A Look Behind The Lens


Meghan Reilly, Staff Writer

When I first started taking pictures, I had no clue that it’d become such a habit. I thought I was only capturing people, places, and things I found pretty so that I could go back and look at them whenever I wanted.

But as I got older and began to see more of the world, I found pretty people, places, and things everywhere I went. I also became more observant of things going on around me, and found amazing pictures in places I wouldn’t traditionally expect.

My interest in photography first sparked in 2014 when I went on vacation to Montauk. In my opinion, summer is the best time of year to go out on photoshoots.

All the flowers are in bloom, it stays lighter out longer, and everything is gold. The beach can be visited without the risk of freezing, and the beach is unarguably one of the best places to take pictures.

In Montauk, I took pictures of everything I wanted to remember about the trip. The pictures ranged from the ocean to flowers and long stretches of road in the town. I was only 12 at the time, so the pictures are way too bright and a bit oversaturated, but I still love them. They help me see how much I’ve improved in the last four years.

After the trip to Montauk, I began to take pictures around Westhampton Beach.
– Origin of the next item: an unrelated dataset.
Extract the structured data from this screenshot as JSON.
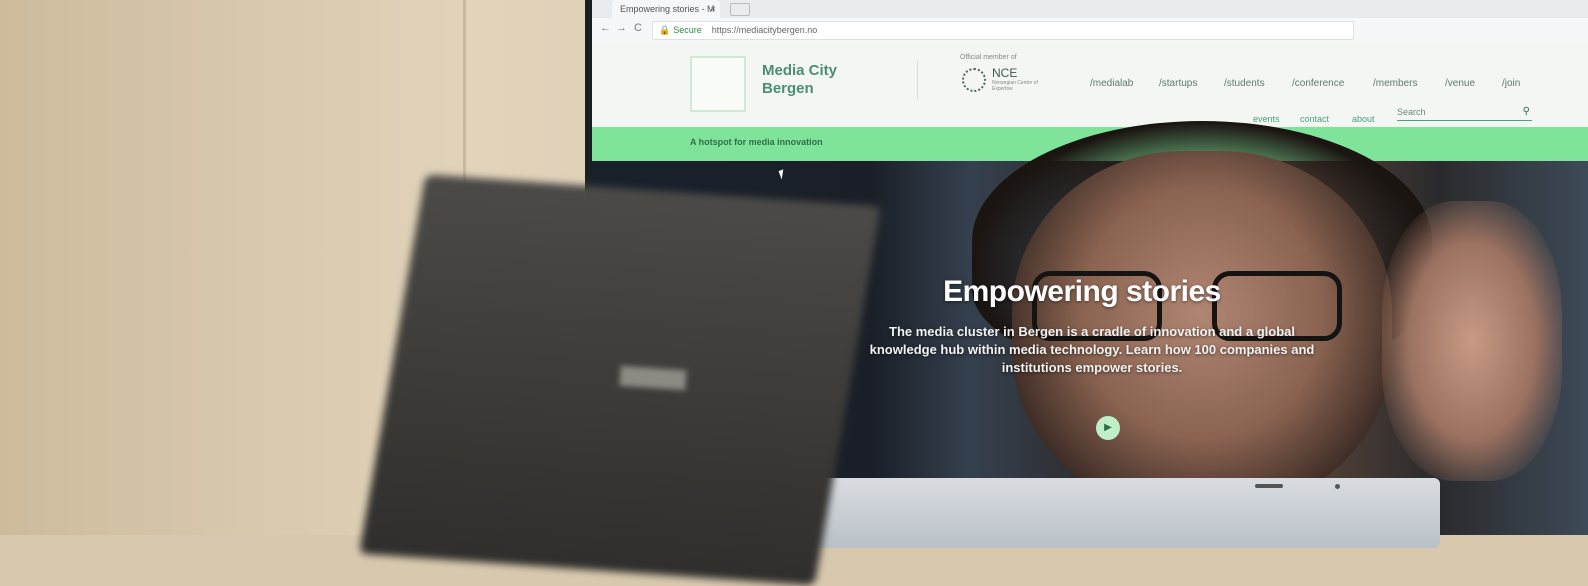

Most of my early pictures are of nature, particularly sunsets; and most of the pictures I have as of recent are of sunsets as well. Sunsets are my favorite thing to photograph, particularly when the sky turns pink. The ocean is a close second, and buildings and other places around a city are third.

I soon realized that whenever I took pictures of the sky, ocean, or whatever else I found pretty wherever I was, it was also so that I would remember what I was doing when I stumbled upon something that appealed to my eyes.  I also wanted to remember the people I was with. Even though they usually aren’t featured in the photos I take, I somewhat relive fragments of that day and remember the faces and voices of those people whenever I look back at them.
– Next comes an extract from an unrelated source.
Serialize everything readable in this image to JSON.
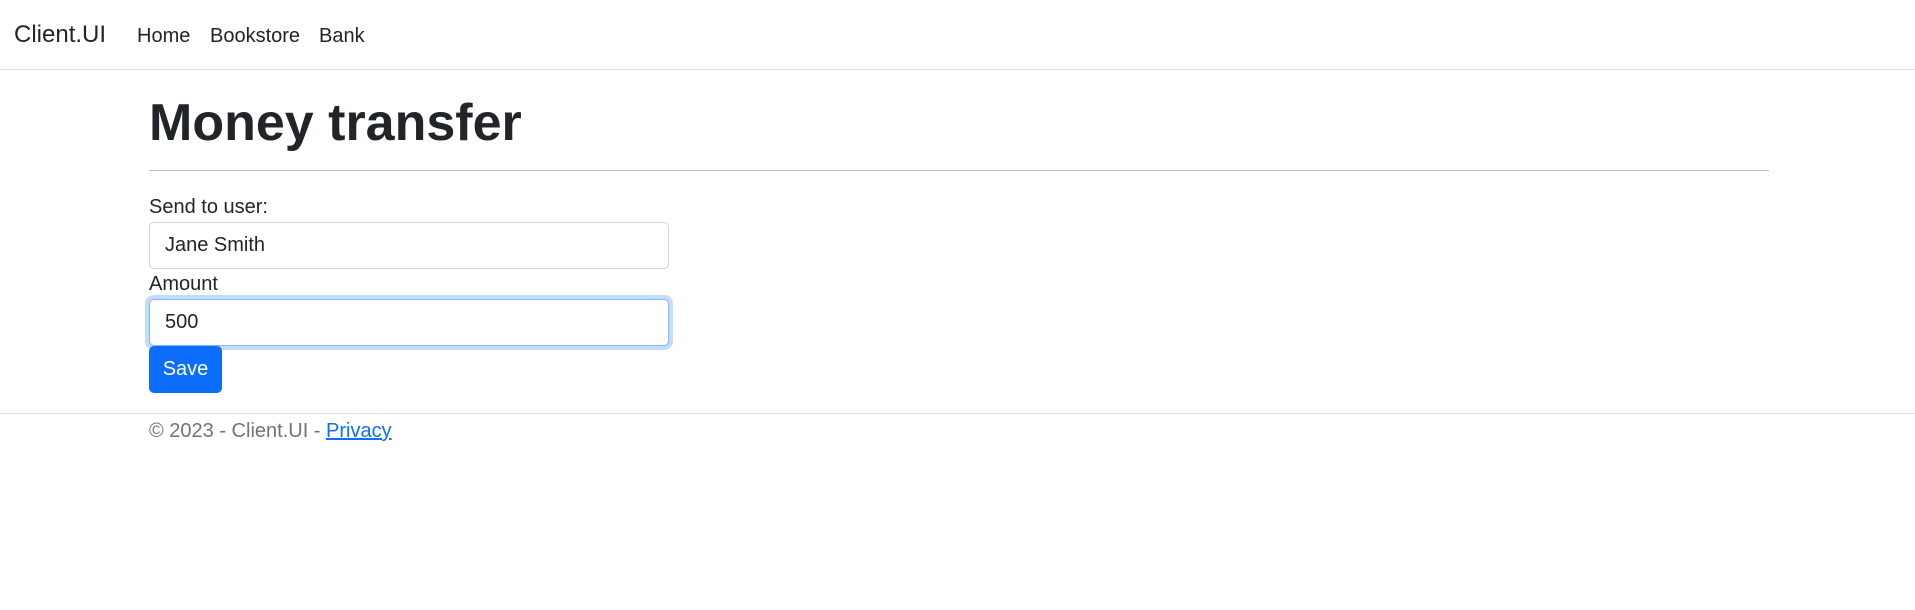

I’m the kind of person who loves to hold onto memories, both good and bad. They make me feel a certain way; a way I just can’t put into words. That’s why I take pictures. And while the pictures still don’t put my feelings into words, they can make it pretty clear as to how I was feeling when I took them. Bright colors and happy scenes indicate happiness, while photos of overcast skies or photos edited with a black and white filter usually connote the opposite.
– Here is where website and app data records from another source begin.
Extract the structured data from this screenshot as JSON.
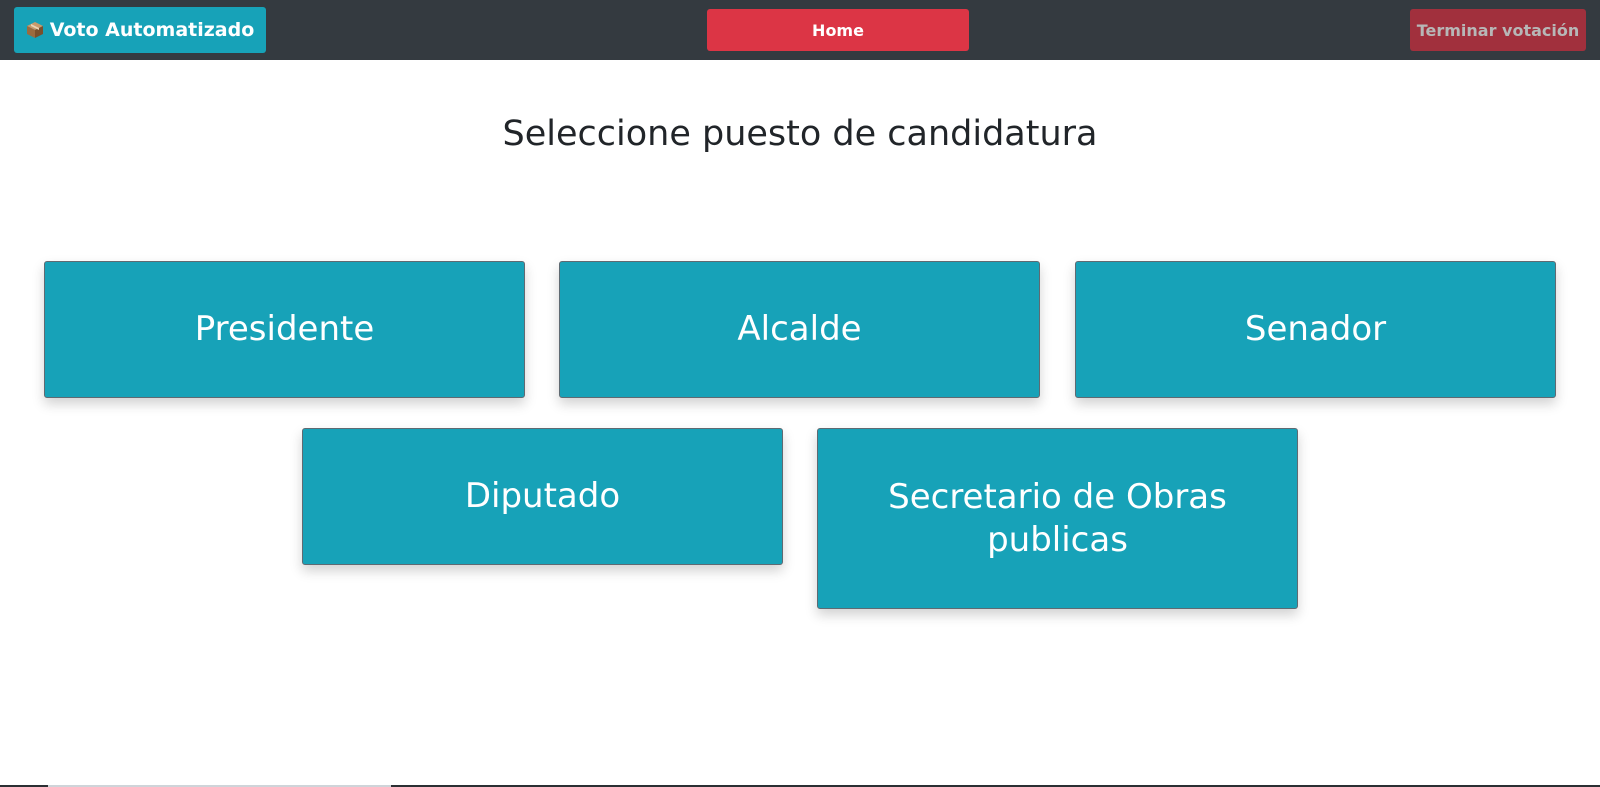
{
  "navbar": {
    "brand_icon": "package-box-icon",
    "brand_label": "Voto Automatizado",
    "home_label": "Home",
    "end_label": "Terminar votación"
  },
  "main": {
    "title": "Seleccione puesto de candidatura",
    "positions": [
      {
        "label": "Presidente"
      },
      {
        "label": "Alcalde"
      },
      {
        "label": "Senador"
      },
      {
        "label": "Diputado"
      },
      {
        "label": "Secretario de Obras publicas"
      }
    ]
  },
  "colors": {
    "navbar_bg": "#343a40",
    "brand_bg": "#17a2b8",
    "home_bg": "#dc3545",
    "end_bg": "#a1303d",
    "card_bg": "#17a2b8"
  }
}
My grandmother also loved photography, and she was the only other person in my family who possessed the skill. I hadn’t really known about this until after she passed away in May of 2016, and ever since then, every picture I have taken is in her honor. My grandmother and I were really close, and I knew that continuing to pursue photography could be a way that I can continue to feel close with her even though she isn’t here anymore.

In the future, I want to be able to travel the world and take pictures of things that I’ve never seen before. Some places I want to visit include Arizona, Australia, California, France, Greece, Hawaii, Indonesia, Italy, New Mexico, New Zealand, Nevada, Portugal, and Utah.

You don’t really need a professional camera to get into photography. I began with an iPhone 5, and with just a simple camera that almost everyone has in their back pocket I was able to capture some pretty amazing images. But after a while, I realized that if I wanted to keep improving and refining my skill, I had to get a real camera. So, for Christmas, I got a Nikon D3400; and now, I can really get started.